The 1913–14 NHA season was the sixth season of the National Hockey Association (NHA). At the end of the regular season, a tie for first place necessitated a playoff to determine the championship and the Stanley Cup.
The Toronto Blueshirts defeated the Montreal Canadiens 6–2 in a two-game, total-goals playoff. The Blueshirts then defeated the challenging Victoria Aristocrats of the Pacific Coast Hockey Association to retain the Cup.
Tied at the top of the standings, the Blueshirts and Canadiens faced off in a two game, total goals series to determine a league champion. The Blueshirts won the series 6–2.
The 1913–14 season marked the last year of the challenge era in Stanley Cup history. After dispatching the Canadiens, the Blueshirts faced off against the Victoria Aristocrats of the Pacific Coast Hockey Association. The series would be controversial, as the Aristocrats never formally applied with the Cup trustees to challenge for the cup. As a result, the trustees would negotiate an agreement to have the champions of the NHA and the PCHA meet each year to determine a champion, beginning in 1915.
Although it was their first ever appearance in a Stanley Cup final, it certainly was not the last for the Montreal Canadiens. The Stanley Cup series was decided by a two game total goal showdown between the Canadiens and the Toronto Blueshirts (later renamed the Maple Leafs). Swapping shutouts, Montreal blanked Toronto 2-0 in the first game, but the Blueshirts came back to win game two 6-0. As a result, Toronto claimed its first Stanley Cup title by outscoring Montreal 6-2. Game two in Toronto was the first Stanley Cup contest ever played on artificial ice. Albeit unofficial, this series was a best of five competition, pitting the Toronto Blueshirts of the NHA against the Victoria Cougars of the Pacific Coast Hockey Association. Unfortunately, Victoria had neglected to file a proper challenge. The Stanley Cup trustees did not accept the series as legitimate, although it did register as a title defense for the Stanley Cup. The Blueshirts won three consecutive games against the Cougars?5-2, 6-5 in overtime and 2-1 to successfully defend their Stanley Cup. Frank Foyston scored three goals, including the Cup-winner, to lead all Toronto scorers.
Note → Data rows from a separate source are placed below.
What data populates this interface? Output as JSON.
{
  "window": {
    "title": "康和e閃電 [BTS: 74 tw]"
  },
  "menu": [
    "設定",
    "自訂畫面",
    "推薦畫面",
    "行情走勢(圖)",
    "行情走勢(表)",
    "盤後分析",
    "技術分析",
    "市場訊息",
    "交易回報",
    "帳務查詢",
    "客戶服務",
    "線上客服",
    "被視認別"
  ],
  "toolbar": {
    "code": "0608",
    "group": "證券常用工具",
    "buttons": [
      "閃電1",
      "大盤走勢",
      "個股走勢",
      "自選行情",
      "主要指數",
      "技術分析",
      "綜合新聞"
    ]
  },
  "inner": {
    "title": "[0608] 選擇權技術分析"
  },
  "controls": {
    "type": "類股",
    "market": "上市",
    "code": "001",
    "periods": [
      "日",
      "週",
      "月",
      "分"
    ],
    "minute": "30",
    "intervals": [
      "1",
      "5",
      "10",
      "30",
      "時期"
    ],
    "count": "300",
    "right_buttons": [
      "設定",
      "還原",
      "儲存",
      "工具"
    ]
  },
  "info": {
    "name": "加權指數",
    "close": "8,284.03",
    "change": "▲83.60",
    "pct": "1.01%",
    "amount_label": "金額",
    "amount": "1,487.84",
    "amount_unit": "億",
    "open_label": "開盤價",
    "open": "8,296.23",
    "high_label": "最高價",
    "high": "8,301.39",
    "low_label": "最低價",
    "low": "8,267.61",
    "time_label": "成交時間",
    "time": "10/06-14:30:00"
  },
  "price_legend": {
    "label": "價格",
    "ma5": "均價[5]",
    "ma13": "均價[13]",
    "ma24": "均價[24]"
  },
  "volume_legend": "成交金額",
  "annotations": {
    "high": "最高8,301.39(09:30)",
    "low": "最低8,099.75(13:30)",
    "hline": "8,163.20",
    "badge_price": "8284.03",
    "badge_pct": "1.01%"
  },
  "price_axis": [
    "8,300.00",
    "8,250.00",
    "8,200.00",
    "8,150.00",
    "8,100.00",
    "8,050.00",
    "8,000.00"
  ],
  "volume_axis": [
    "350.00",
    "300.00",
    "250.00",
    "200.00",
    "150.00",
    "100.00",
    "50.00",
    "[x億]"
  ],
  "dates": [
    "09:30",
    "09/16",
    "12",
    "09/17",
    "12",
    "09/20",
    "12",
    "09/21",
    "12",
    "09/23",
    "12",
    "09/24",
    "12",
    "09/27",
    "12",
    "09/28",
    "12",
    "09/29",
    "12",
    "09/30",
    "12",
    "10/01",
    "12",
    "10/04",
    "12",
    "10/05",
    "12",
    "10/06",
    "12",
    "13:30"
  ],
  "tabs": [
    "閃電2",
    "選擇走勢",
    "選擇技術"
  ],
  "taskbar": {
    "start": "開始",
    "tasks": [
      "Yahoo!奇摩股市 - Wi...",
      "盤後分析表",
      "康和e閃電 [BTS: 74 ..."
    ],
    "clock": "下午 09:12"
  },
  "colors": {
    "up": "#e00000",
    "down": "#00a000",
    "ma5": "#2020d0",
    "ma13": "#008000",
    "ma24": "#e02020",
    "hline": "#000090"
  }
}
The club won the Stanley Cup in 1914, before becoming the centre of controversy amongst National Hockey Association owners leading to the NHA suspending operations and the owners forming the National Hockey League. The franchise was taken away from its owner in 1917 and the Toronto players played in the NHL in 1917–18 as the Torontos, winning the Stanley Cup again under temporary ownership. The temporary operators then formed an official franchise for the 1918–19 season that eventually evolved into today's Toronto Maple Leafs.
Before the 1913–14 season, the club faced some upheaval. Ridpath resigned as manager in October 1913, and the club was sold to Frank Robinson. Despite the changes, the Blueshirts won the Stanley Cup in 1914, defeating the Montreal Canadiens in a playoff to decide the NHA champion.
After the season, the team then played a series with the Victoria Aristocrats of the Pacific Coast Hockey League. It was intended as a challenge series for the Stanley Cup, but was ruled an unofficial challenge because Victoria had not applied to the Stanley Cup trustees. Nevertheless, the Blueshirts defeated Victoria in a best-of-five series played in Toronto in three straight games.
Despite losing leading scorer Frank Nighbor to the rival PCHA, the Blue Shirts were much stronger on the ice finishing tied for the NHA title with the Montreal Canadiens with a record of 13-7. Without Nighbor, the Blue Shirts were led by Scotty Davidson's 23 goals and Jack Walker's 20 goals, while Harry Cameron had a career year scoring 15 goals, as Hap Holmes anchored the team in goal. At seasons end the Blue Shirts and Canadiens had a two game, total goals series to decide the NHA and Stanley Cup championship. The Blue Shirts would win the series 6-2, as they rapped up the series in Game 2 at home in what was the first Stanley Cup game to be played on artificial ice, in the process bringing the city of Toronto its first Stanley Cup. After beating the Canadiens, the Blue Shirts would easily fend off a challenge for the Stanley Cup by the PCHA Champion Victoria Aristocrats sweeping them in 3 straight to hold on to the cup.